PROBLEM STATEMENT:
All lines in the records below that hold "data" are to be shown.

================

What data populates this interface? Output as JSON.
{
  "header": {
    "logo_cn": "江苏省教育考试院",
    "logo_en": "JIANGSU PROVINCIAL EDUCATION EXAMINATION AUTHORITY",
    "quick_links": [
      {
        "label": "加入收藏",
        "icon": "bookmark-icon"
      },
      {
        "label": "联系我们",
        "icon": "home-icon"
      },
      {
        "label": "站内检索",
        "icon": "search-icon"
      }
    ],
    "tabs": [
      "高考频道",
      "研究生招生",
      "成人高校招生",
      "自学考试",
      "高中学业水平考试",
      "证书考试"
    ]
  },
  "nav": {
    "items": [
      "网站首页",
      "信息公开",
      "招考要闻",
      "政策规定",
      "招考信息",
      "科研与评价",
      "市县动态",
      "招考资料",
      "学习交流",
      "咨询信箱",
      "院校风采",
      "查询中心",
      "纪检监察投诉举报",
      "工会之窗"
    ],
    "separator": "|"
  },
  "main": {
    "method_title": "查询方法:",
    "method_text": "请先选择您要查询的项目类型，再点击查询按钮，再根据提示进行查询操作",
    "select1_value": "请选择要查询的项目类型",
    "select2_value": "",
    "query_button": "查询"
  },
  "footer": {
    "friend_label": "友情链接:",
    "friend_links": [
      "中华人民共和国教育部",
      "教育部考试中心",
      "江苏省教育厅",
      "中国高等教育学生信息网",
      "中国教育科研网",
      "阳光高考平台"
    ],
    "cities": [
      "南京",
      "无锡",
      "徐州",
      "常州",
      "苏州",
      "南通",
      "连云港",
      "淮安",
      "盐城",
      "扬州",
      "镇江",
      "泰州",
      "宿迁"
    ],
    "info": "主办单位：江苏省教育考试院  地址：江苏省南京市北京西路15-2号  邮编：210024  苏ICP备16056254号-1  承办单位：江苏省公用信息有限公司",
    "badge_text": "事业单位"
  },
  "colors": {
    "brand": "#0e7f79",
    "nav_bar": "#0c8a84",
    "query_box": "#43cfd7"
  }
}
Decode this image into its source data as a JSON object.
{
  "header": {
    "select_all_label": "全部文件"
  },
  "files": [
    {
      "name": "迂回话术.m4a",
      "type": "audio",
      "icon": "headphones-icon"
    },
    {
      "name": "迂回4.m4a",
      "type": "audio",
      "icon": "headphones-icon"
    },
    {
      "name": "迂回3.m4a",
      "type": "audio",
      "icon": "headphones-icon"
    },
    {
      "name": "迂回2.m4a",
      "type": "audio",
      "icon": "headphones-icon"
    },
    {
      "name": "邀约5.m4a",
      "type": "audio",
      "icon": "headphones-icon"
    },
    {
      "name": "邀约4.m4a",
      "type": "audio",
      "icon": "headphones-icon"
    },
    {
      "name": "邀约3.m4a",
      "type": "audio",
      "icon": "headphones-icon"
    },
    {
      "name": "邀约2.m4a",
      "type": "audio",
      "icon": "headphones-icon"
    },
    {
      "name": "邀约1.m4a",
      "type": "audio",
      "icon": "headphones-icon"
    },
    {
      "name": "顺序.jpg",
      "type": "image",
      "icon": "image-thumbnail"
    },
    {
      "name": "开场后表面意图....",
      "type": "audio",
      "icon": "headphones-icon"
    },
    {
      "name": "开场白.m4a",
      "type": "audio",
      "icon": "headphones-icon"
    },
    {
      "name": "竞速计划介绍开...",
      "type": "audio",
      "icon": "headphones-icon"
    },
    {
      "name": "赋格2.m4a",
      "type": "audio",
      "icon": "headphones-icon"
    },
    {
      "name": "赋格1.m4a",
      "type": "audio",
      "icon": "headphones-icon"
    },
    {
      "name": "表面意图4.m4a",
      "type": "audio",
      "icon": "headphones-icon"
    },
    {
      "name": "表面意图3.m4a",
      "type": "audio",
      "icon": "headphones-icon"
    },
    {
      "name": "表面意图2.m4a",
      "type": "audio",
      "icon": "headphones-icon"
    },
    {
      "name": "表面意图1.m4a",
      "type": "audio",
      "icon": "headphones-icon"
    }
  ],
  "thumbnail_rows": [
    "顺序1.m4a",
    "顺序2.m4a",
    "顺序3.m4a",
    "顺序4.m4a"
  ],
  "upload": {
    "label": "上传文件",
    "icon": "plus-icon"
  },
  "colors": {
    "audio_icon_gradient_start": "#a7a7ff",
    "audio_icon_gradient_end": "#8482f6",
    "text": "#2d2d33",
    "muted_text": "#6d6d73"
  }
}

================

WRITTEN ANSWER:
What data populates this interface? Output as JSON.
Decode this image into its source data as a JSON object.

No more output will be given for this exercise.